The small, Middle Eastern nation of Lebanon has undergone development and overall economic growth despite the conflict between the nation and neighboring states. Although Lebanon has experienced an overall increase in economic power, the distribution of wealth is largely unequal, causing more issues of poverty in the country. In order to gain a better understanding of poverty and how it is affecting the country, below are the top 10 facts about poverty in Lebanon.
Top 10 Poverty Facts about Lebanon
- Lebanon’s economy has grown exponentially since the beginning of development, offering citizens job opportunities to increase the standard of living. In 1988, Lebanon had a GDP of $3.31 billion. As of 2017, the country’s economy exponentially rose to an estimated $49.60 billion, which ranks 82nd highest in the world.
- Although GDP has certainly increased in recent years, the rate of economic growth in Lebanon has fluctuated. In some years since faster development, Lebanon experienced as low as a 56 percent decrease in GDP due to political instability and global economic decline. Most recently, however, Lebanon maintains an approximately successful 2 percent GDP growth rate.
- The service industry is Lebanon’s overwhelming largest economic sector, with specialized jobs and tourism services continuing to increase. The service industry accounts for a majority of the GDP in Lebanon at an estimated 73.3 percent, while industry and agriculture comprise 21 percent and 5.7 percent of the GDP, respectively.
- The unemployment rate in Lebanon is relatively average due to financial and political issues in the country, with an estimated 6.3 percent unemployment rate in 2017. While economic opportunity has been improved for many Lebanese, this number has actually stayed around the same over the past year, reaching the lowest of 6.2 percent unemployment.
- Although Lebanon’s economy has continued to grow, poverty in the country remains relatively prominent. Approximately 30 percent of the country’s grand total of six million people live under $4 a day. Poverty is much higher in the rural regions of the north, while it is less prominent in urban areas like the capital city of Beirut.
- Life expectancy in Lebanon has risen significantly catalyzed by rapid development throughout the country. In 1960, the average lifetime of people in Lebanon was an already relatively high 63.2 years and has increased to 79.6 years in 2016.
- School enrollment and persistence to end enrollment in Lebanon has fluctuated and decreased since the beginning of development. In 1999, about 90 percent of primary school students completed their full studies, while this number has decreased to 84 percent in 2016. Decreased educational persistence can trap some Lebanese into low-skill, high-demand job markets.
- Despite a decrease in primary school enrollment in Lebanon, the adult literacy rate in the country is high, standing at 91.18 percent.

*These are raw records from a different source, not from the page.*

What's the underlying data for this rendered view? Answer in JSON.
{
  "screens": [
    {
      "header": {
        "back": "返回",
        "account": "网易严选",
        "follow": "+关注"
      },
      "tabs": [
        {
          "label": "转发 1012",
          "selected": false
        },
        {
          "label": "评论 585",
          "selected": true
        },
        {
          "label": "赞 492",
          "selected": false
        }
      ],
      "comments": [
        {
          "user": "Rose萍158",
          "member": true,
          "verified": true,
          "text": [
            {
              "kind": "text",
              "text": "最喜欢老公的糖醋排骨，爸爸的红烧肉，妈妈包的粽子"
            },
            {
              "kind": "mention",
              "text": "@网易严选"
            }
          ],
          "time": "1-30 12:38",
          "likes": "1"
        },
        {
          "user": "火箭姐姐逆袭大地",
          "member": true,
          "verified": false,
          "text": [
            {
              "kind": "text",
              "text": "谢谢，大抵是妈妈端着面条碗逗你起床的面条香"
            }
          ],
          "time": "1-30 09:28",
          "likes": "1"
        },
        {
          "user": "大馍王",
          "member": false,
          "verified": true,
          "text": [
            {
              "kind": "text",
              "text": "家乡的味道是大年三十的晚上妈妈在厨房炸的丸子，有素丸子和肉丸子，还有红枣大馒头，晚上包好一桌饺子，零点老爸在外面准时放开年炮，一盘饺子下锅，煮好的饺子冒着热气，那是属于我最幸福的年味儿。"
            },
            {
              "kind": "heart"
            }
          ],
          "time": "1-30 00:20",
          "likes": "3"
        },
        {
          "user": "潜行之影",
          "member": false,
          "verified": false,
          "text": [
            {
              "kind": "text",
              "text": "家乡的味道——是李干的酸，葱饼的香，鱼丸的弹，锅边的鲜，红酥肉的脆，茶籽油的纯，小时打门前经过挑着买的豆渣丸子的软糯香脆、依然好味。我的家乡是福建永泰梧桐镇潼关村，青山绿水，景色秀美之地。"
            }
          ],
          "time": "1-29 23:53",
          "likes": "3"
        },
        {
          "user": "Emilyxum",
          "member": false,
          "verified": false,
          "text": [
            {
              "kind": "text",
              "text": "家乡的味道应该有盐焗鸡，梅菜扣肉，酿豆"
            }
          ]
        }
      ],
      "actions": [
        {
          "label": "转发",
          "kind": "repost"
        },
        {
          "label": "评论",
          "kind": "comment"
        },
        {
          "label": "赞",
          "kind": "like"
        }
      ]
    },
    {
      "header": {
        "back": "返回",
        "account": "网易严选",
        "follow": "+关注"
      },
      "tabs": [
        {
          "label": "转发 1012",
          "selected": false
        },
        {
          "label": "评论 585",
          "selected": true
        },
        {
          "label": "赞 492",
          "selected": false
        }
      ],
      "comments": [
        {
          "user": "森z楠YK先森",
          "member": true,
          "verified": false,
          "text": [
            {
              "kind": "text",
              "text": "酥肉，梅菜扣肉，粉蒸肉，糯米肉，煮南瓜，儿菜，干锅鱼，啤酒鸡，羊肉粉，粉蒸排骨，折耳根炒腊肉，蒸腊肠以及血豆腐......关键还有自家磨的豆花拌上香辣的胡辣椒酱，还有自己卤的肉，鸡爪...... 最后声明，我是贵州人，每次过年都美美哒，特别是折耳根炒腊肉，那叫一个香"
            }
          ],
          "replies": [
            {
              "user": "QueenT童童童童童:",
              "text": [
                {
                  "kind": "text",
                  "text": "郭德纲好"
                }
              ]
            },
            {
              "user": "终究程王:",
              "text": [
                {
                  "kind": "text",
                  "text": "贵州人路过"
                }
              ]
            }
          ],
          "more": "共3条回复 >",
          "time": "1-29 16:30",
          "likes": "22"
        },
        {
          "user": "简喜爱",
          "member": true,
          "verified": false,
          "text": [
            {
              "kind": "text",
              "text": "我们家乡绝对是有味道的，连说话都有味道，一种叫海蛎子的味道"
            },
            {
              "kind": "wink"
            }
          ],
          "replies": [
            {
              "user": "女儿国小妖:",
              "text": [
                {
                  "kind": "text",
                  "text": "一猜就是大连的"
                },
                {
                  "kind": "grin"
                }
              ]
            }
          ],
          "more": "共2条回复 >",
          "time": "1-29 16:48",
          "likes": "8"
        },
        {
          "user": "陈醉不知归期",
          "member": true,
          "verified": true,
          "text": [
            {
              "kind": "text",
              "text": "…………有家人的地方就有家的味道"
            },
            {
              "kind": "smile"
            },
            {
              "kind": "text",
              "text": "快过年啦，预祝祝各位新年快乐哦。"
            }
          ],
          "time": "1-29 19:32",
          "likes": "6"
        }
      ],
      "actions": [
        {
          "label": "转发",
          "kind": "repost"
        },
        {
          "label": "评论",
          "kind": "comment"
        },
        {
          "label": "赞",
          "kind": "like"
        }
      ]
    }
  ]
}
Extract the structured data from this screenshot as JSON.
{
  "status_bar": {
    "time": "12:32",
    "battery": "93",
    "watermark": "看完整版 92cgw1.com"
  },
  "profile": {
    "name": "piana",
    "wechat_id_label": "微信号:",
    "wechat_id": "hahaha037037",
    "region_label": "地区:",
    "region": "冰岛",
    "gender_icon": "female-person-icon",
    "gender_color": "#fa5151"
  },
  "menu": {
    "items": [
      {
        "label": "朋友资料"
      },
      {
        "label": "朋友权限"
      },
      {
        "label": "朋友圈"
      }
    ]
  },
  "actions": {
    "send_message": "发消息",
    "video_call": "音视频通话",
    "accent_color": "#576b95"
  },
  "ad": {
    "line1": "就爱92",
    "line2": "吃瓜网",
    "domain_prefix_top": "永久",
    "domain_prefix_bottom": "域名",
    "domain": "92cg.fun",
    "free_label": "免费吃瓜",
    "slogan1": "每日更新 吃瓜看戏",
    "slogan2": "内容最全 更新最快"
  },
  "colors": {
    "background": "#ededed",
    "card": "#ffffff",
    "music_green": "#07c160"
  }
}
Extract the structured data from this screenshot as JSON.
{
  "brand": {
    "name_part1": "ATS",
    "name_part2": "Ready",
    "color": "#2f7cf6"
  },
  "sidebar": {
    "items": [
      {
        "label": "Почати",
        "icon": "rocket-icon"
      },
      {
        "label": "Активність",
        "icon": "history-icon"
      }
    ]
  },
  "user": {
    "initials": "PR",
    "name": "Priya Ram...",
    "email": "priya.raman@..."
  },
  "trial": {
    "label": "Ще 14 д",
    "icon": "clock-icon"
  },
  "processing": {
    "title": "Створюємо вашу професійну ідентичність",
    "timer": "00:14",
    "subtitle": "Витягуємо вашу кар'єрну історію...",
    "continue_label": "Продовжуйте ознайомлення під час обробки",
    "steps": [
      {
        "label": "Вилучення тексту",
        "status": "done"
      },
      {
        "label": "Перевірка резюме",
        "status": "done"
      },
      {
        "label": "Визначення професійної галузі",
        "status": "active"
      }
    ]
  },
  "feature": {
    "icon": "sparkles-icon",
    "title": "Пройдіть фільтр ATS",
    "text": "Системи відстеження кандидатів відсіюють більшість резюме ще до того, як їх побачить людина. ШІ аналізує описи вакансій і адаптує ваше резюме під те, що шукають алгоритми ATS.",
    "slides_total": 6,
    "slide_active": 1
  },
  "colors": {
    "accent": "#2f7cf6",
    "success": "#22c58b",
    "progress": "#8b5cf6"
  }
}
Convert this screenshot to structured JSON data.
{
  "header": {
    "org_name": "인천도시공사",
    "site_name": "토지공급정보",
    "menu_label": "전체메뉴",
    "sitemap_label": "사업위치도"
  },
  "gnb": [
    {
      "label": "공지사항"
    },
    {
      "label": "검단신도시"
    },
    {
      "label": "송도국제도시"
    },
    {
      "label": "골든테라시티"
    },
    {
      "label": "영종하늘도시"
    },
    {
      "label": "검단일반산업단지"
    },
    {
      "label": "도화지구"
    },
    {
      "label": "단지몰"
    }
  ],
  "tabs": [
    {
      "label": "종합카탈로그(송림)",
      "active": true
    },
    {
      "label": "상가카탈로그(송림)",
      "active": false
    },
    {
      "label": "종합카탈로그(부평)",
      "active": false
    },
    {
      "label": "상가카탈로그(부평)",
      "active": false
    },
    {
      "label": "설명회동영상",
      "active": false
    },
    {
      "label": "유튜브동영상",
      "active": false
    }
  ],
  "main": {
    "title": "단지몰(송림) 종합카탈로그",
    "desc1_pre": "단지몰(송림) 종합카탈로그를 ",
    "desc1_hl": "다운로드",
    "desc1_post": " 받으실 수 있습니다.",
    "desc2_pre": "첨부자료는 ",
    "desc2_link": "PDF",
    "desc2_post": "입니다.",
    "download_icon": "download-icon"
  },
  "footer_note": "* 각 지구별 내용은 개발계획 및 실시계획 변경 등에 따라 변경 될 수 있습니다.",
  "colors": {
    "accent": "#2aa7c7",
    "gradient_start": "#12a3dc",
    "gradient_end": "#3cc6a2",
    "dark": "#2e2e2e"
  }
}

In young adults (ages 15 to 24), the literacy rate is substantially higher at 99.24 percent, and the male and female literacy rates are relatively equal with 99.16 percent and 99.34 percent, respectively.
- Nearly 500,000 people in Lebanon are Palestinian refugees registered with United Nations relief organizations in the country. This makes up an approximate 8 percent of the country’s population, but many continue to live in refugee camps in extreme poverty with limited access to diversified job markets.
- Poor Lebanese citizens and international refugees are more likely to be subjected to human trafficking. Refugees and women are particularly vulnerable to be involved in forced labor. Although the government has been working on decreasing the prevalence of forced labor and human trafficking in the country, results and impact have been inconsistent.
Lebanon has increased its economy, offering more opportunities for its people. A strong focus on the service and skilled industry, along with industrial and agricultural growth has allowed the country to increase its standard of living. Although the economy has developed significantly, poverty for some Lebanese and severe limitations for refugees still continues. With more freedom and better security for these people, poverty will continue to decrease in Lebanon.
– Matthew Cline